Even though the fate of customers’ data wasn’t revealed when RadioShack filed for bankruptcy last month, most thought the retailer wouldn’t sell that info to the highest bidder. RadioShack had even promised not to do so, but recently, KSL reported that the retailer plans to sell off customers’ sensitive information.
Part of the company’s bankruptcy process now involves the sale of the information of 117 million customers. This information includes names, mailing addresses, phone numbers, email addresses, and even customers’ purchase history. Unsurprisingly, this has aroused the ire of more than a few attorneys general of several states, including RadioShack’s home state of Texas. These attorneys general have filed objections against the auction, arguing RadioShack violated its promise to not sell its mailing list.
“At RadioShack, we respect your privacy. We do not sell our mailing list,” the policy reportedly read.
According to Bloomberg, AT&T is also fighting RadioShack’s quest to sell off customer data. The carrier claims that it owns the data — not RadioShack — because it helped the retailer sell phones with detailed AT&T customer information lists and other key info. AT&T argues that the data could be used by a competitor to hurt AT&T’s business.
RadioShack did not issue a comment on the matter, and it’s unclear whether the retailer will follow through with the auction. The rest of the retailers’ plans are slightly more transparent.
When RadioShack announced it had filed for Chapter 11 bankruptcy, Sprint announced it would move into 1,750 locations to allow RadioShack to live as a store-within-a-store. In other words, Sprint would be the main brand on storefronts, with the RadioShack brand still visible within the stores.

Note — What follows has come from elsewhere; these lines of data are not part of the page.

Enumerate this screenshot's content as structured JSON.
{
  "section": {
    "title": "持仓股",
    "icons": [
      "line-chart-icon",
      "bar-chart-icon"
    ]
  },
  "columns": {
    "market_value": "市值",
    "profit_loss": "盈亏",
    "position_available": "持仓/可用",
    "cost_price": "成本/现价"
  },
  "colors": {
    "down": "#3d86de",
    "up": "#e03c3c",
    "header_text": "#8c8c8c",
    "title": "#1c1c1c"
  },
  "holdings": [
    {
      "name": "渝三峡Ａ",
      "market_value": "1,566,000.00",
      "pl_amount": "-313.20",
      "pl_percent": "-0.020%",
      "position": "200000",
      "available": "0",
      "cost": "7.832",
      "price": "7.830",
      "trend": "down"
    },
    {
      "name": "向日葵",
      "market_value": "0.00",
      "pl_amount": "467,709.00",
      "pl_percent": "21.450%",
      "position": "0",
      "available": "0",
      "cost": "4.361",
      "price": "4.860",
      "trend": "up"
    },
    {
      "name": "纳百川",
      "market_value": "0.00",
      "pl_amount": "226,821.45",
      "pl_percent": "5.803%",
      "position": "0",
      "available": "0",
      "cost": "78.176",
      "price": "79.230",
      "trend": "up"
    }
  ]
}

Amazon is rumored to have a similar deal with RadioShack, though there hasn’t been any confirmation from either company on that front.